:: WORK REQUIRED ::
Please give the entries below again exactly, omitting every picture.

Stored data entries:

□ □ □ □ □ □ □

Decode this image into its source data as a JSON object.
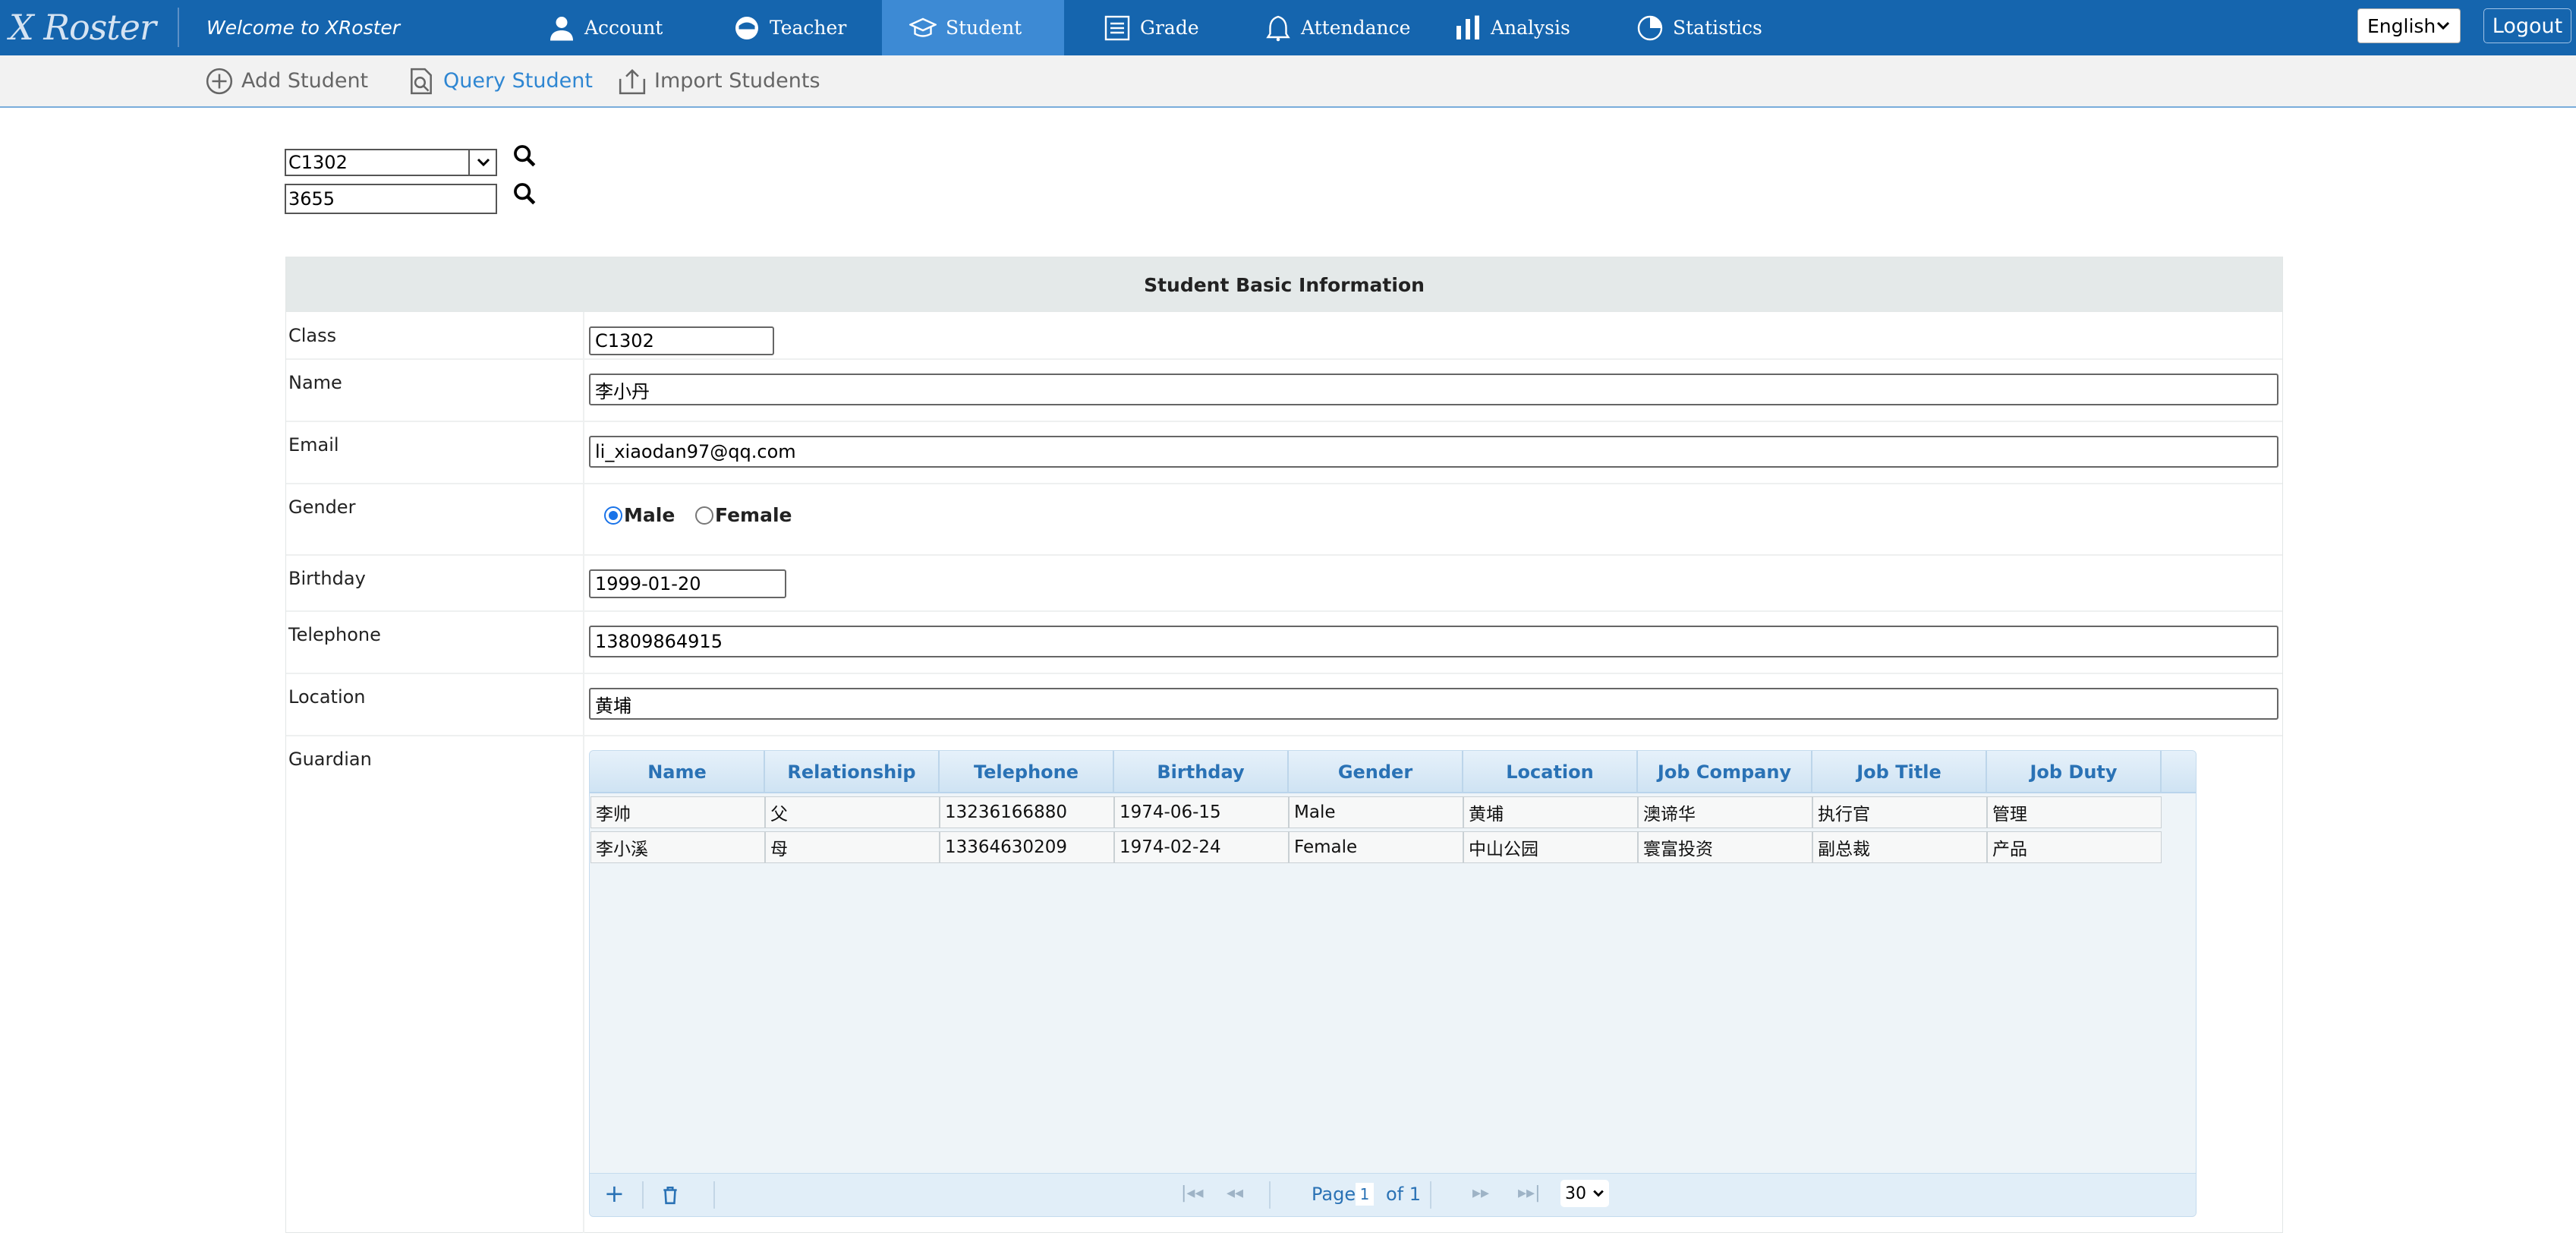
{
  "app": {
    "logo": "X Roster",
    "welcome": "Welcome to XRoster"
  },
  "nav": [
    {
      "label": "Account",
      "icon": "user-icon"
    },
    {
      "label": "Teacher",
      "icon": "teacher-icon"
    },
    {
      "label": "Student",
      "icon": "student-cap-icon",
      "active": true
    },
    {
      "label": "Grade",
      "icon": "grade-list-icon"
    },
    {
      "label": "Attendance",
      "icon": "bell-icon"
    },
    {
      "label": "Analysis",
      "icon": "bar-chart-icon"
    },
    {
      "label": "Statistics",
      "icon": "pie-chart-icon"
    }
  ],
  "header": {
    "language": "English",
    "logout": "Logout"
  },
  "subnav": [
    {
      "label": "Add Student",
      "icon": "add-circle-icon"
    },
    {
      "label": "Query Student",
      "icon": "query-document-icon",
      "active": true
    },
    {
      "label": "Import Students",
      "icon": "upload-icon"
    }
  ],
  "search": {
    "class_value": "C1302",
    "id_value": "3655"
  },
  "form": {
    "title": "Student Basic Information",
    "labels": {
      "class": "Class",
      "name": "Name",
      "email": "Email",
      "gender": "Gender",
      "birthday": "Birthday",
      "telephone": "Telephone",
      "location": "Location",
      "guardian": "Guardian"
    },
    "values": {
      "class": "C1302",
      "name": "李小丹",
      "email": "li_xiaodan97@qq.com",
      "birthday": "1999-01-20",
      "telephone": "13809864915",
      "location": "黄埔"
    },
    "gender": {
      "male": "Male",
      "female": "Female",
      "selected": "Male"
    }
  },
  "guardian_grid": {
    "columns": [
      "Name",
      "Relationship",
      "Telephone",
      "Birthday",
      "Gender",
      "Location",
      "Job Company",
      "Job Title",
      "Job Duty"
    ],
    "rows": [
      [
        "李帅",
        "父",
        "13236166880",
        "1974-06-15",
        "Male",
        "黄埔",
        "澳谛华",
        "执行官",
        "管理"
      ],
      [
        "李小溪",
        "母",
        "13364630209",
        "1974-02-24",
        "Female",
        "中山公园",
        "寰富投资",
        "副总裁",
        "产品"
      ]
    ],
    "pager": {
      "page_label": "Page",
      "page": "1",
      "of_label": "of 1",
      "page_size": "30"
    }
  },
  "colors": {
    "nav_bg": "#1565ae",
    "nav_active": "#3d8ad4",
    "link_active": "#2e86d2",
    "grid_header_text": "#2a72b5"
  }
}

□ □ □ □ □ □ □

:: WRITTEN RESPONSE ::
Decode this image into its source data as a JSON object.
{
  "app": {
    "logo": "X Roster",
    "welcome": "Welcome to XRoster"
  },
  "nav": [
    {
      "label": "Account",
      "icon": "user-icon"
    },
    {
      "label": "Teacher",
      "icon": "teacher-icon"
    },
    {
      "label": "Student",
      "icon": "student-cap-icon",
      "active": true
    },
    {
      "label": "Grade",
      "icon": "grade-list-icon"
    },
    {
      "label": "Attendance",
      "icon": "bell-icon"
    },
    {
      "label": "Analysis",
      "icon": "bar-chart-icon"
    },
    {
      "label": "Statistics",
      "icon": "pie-chart-icon"
    }
  ],
  "header": {
    "language": "English",
    "logout": "Logout"
  },
  "subnav": [
    {
      "label": "Add Student",
      "icon": "add-circle-icon"
    },
    {
      "label": "Query Student",
      "icon": "query-document-icon",
      "active": true
    },
    {
      "label": "Import Students",
      "icon": "upload-icon"
    }
  ],
  "search": {
    "class_value": "C1302",
    "id_value": "3655"
  },
  "form": {
    "title": "Student Basic Information",
    "labels": {
      "class": "Class",
      "name": "Name",
      "email": "Email",
      "gender": "Gender",
      "birthday": "Birthday",
      "telephone": "Telephone",
      "location": "Location",
      "guardian": "Guardian"
    },
    "values": {
      "class": "C1302",
      "name": "李小丹",
      "email": "li_xiaodan97@qq.com",
      "birthday": "1999-01-20",
      "telephone": "13809864915",
      "location": "黄埔"
    },
    "gender": {
      "male": "Male",
      "female": "Female",
      "selected": "Male"
    }
  },
  "guardian_grid": {
    "columns": [
      "Name",
      "Relationship",
      "Telephone",
      "Birthday",
      "Gender",
      "Location",
      "Job Company",
      "Job Title",
      "Job Duty"
    ],
    "rows": [
      [
        "李帅",
        "父",
        "13236166880",
        "1974-06-15",
        "Male",
        "黄埔",
        "澳谛华",
        "执行官",
        "管理"
      ],
      [
        "李小溪",
        "母",
        "13364630209",
        "1974-02-24",
        "Female",
        "中山公园",
        "寰富投资",
        "副总裁",
        "产品"
      ]
    ],
    "pager": {
      "page_label": "Page",
      "page": "1",
      "of_label": "of 1",
      "page_size": "30"
    }
  },
  "colors": {
    "nav_bg": "#1565ae",
    "nav_active": "#3d8ad4",
    "link_active": "#2e86d2",
    "grid_header_text": "#2a72b5"
  }
}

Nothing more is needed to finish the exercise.